## Assignment
Copy every record exactly.

[Collected data]
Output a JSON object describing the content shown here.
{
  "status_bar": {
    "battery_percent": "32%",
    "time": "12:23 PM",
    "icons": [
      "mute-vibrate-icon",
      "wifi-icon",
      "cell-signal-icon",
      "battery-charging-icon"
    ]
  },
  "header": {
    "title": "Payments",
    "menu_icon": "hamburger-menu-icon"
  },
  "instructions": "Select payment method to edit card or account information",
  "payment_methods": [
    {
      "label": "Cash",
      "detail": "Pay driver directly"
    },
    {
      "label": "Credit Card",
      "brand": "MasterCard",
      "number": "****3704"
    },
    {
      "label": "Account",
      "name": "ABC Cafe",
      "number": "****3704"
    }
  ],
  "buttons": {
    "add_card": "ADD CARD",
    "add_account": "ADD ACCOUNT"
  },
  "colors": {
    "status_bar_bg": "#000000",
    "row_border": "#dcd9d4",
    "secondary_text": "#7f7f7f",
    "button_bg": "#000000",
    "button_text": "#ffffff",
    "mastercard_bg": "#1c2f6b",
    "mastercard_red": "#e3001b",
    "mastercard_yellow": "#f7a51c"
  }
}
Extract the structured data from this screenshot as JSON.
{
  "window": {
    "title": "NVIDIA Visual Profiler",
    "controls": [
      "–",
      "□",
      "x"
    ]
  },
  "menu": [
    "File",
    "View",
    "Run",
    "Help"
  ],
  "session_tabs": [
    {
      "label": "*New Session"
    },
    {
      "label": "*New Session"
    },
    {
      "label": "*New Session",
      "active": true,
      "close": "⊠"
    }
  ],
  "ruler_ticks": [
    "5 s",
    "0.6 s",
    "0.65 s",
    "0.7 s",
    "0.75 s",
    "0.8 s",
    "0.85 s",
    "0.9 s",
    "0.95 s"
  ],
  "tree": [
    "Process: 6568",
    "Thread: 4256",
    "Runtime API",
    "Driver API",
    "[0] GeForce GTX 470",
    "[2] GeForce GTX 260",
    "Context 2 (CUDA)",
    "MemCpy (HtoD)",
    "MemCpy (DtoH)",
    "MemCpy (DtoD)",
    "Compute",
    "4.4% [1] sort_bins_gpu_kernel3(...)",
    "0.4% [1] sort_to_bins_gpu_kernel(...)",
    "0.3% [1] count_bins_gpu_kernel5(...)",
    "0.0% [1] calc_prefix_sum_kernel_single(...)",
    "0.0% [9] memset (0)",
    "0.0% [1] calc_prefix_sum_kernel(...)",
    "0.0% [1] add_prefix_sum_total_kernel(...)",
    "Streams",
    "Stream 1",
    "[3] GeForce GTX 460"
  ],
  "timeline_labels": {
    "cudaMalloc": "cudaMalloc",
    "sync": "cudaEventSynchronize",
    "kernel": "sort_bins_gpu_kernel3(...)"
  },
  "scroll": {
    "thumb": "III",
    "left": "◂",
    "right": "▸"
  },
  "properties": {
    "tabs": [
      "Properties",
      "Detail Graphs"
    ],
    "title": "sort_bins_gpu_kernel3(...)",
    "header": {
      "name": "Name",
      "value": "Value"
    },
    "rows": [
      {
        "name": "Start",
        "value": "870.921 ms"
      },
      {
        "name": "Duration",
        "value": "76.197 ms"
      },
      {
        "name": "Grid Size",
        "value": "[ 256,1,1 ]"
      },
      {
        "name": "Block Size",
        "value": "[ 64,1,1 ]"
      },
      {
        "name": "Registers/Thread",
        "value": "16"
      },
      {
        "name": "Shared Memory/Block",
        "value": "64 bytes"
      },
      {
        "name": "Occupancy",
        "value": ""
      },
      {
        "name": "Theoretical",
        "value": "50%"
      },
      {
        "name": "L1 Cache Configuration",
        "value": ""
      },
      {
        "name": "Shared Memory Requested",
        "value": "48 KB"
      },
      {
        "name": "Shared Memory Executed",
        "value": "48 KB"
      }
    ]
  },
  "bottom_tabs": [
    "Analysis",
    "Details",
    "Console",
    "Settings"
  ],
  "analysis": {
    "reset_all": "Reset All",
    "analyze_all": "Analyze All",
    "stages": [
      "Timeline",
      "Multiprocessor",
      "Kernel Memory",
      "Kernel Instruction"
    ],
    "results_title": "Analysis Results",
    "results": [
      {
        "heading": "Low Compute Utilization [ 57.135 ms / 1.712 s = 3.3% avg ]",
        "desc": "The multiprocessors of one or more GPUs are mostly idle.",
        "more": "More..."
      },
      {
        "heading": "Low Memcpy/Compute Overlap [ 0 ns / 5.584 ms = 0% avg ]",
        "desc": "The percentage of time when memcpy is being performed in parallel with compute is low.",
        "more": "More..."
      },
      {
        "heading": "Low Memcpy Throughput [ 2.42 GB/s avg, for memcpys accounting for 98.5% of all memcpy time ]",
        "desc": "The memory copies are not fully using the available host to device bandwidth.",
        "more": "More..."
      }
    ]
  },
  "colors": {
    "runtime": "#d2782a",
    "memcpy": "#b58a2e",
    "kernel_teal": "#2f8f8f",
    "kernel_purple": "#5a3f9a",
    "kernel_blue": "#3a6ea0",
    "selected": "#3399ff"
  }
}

## Exercise solution
Output a JSON object describing the content shown here.
{
  "status_bar": {
    "battery_percent": "32%",
    "time": "12:23 PM",
    "icons": [
      "mute-vibrate-icon",
      "wifi-icon",
      "cell-signal-icon",
      "battery-charging-icon"
    ]
  },
  "header": {
    "title": "Payments",
    "menu_icon": "hamburger-menu-icon"
  },
  "instructions": "Select payment method to edit card or account information",
  "payment_methods": [
    {
      "label": "Cash",
      "detail": "Pay driver directly"
    },
    {
      "label": "Credit Card",
      "brand": "MasterCard",
      "number": "****3704"
    },
    {
      "label": "Account",
      "name": "ABC Cafe",
      "number": "****3704"
    }
  ],
  "buttons": {
    "add_card": "ADD CARD",
    "add_account": "ADD ACCOUNT"
  },
  "colors": {
    "status_bar_bg": "#000000",
    "row_border": "#dcd9d4",
    "secondary_text": "#7f7f7f",
    "button_bg": "#000000",
    "button_text": "#ffffff",
    "mastercard_bg": "#1c2f6b",
    "mastercard_red": "#e3001b",
    "mastercard_yellow": "#f7a51c"
  }
}
Extract the structured data from this screenshot as JSON.
{
  "window": {
    "title": "NVIDIA Visual Profiler",
    "controls": [
      "–",
      "□",
      "x"
    ]
  },
  "menu": [
    "File",
    "View",
    "Run",
    "Help"
  ],
  "session_tabs": [
    {
      "label": "*New Session"
    },
    {
      "label": "*New Session"
    },
    {
      "label": "*New Session",
      "active": true,
      "close": "⊠"
    }
  ],
  "ruler_ticks": [
    "5 s",
    "0.6 s",
    "0.65 s",
    "0.7 s",
    "0.75 s",
    "0.8 s",
    "0.85 s",
    "0.9 s",
    "0.95 s"
  ],
  "tree": [
    "Process: 6568",
    "Thread: 4256",
    "Runtime API",
    "Driver API",
    "[0] GeForce GTX 470",
    "[2] GeForce GTX 260",
    "Context 2 (CUDA)",
    "MemCpy (HtoD)",
    "MemCpy (DtoH)",
    "MemCpy (DtoD)",
    "Compute",
    "4.4% [1] sort_bins_gpu_kernel3(...)",
    "0.4% [1] sort_to_bins_gpu_kernel(...)",
    "0.3% [1] count_bins_gpu_kernel5(...)",
    "0.0% [1] calc_prefix_sum_kernel_single(...)",
    "0.0% [9] memset (0)",
    "0.0% [1] calc_prefix_sum_kernel(...)",
    "0.0% [1] add_prefix_sum_total_kernel(...)",
    "Streams",
    "Stream 1",
    "[3] GeForce GTX 460"
  ],
  "timeline_labels": {
    "cudaMalloc": "cudaMalloc",
    "sync": "cudaEventSynchronize",
    "kernel": "sort_bins_gpu_kernel3(...)"
  },
  "scroll": {
    "thumb": "III",
    "left": "◂",
    "right": "▸"
  },
  "properties": {
    "tabs": [
      "Properties",
      "Detail Graphs"
    ],
    "title": "sort_bins_gpu_kernel3(...)",
    "header": {
      "name": "Name",
      "value": "Value"
    },
    "rows": [
      {
        "name": "Start",
        "value": "870.921 ms"
      },
      {
        "name": "Duration",
        "value": "76.197 ms"
      },
      {
        "name": "Grid Size",
        "value": "[ 256,1,1 ]"
      },
      {
        "name": "Block Size",
        "value": "[ 64,1,1 ]"
      },
      {
        "name": "Registers/Thread",
        "value": "16"
      },
      {
        "name": "Shared Memory/Block",
        "value": "64 bytes"
      },
      {
        "name": "Occupancy",
        "value": ""
      },
      {
        "name": "Theoretical",
        "value": "50%"
      },
      {
        "name": "L1 Cache Configuration",
        "value": ""
      },
      {
        "name": "Shared Memory Requested",
        "value": "48 KB"
      },
      {
        "name": "Shared Memory Executed",
        "value": "48 KB"
      }
    ]
  },
  "bottom_tabs": [
    "Analysis",
    "Details",
    "Console",
    "Settings"
  ],
  "analysis": {
    "reset_all": "Reset All",
    "analyze_all": "Analyze All",
    "stages": [
      "Timeline",
      "Multiprocessor",
      "Kernel Memory",
      "Kernel Instruction"
    ],
    "results_title": "Analysis Results",
    "results": [
      {
        "heading": "Low Compute Utilization [ 57.135 ms / 1.712 s = 3.3% avg ]",
        "desc": "The multiprocessors of one or more GPUs are mostly idle.",
        "more": "More..."
      },
      {
        "heading": "Low Memcpy/Compute Overlap [ 0 ns / 5.584 ms = 0% avg ]",
        "desc": "The percentage of time when memcpy is being performed in parallel with compute is low.",
        "more": "More..."
      },
      {
        "heading": "Low Memcpy Throughput [ 2.42 GB/s avg, for memcpys accounting for 98.5% of all memcpy time ]",
        "desc": "The memory copies are not fully using the available host to device bandwidth.",
        "more": "More..."
      }
    ]
  },
  "colors": {
    "runtime": "#d2782a",
    "memcpy": "#b58a2e",
    "kernel_teal": "#2f8f8f",
    "kernel_purple": "#5a3f9a",
    "kernel_blue": "#3a6ea0",
    "selected": "#3399ff"
  }
}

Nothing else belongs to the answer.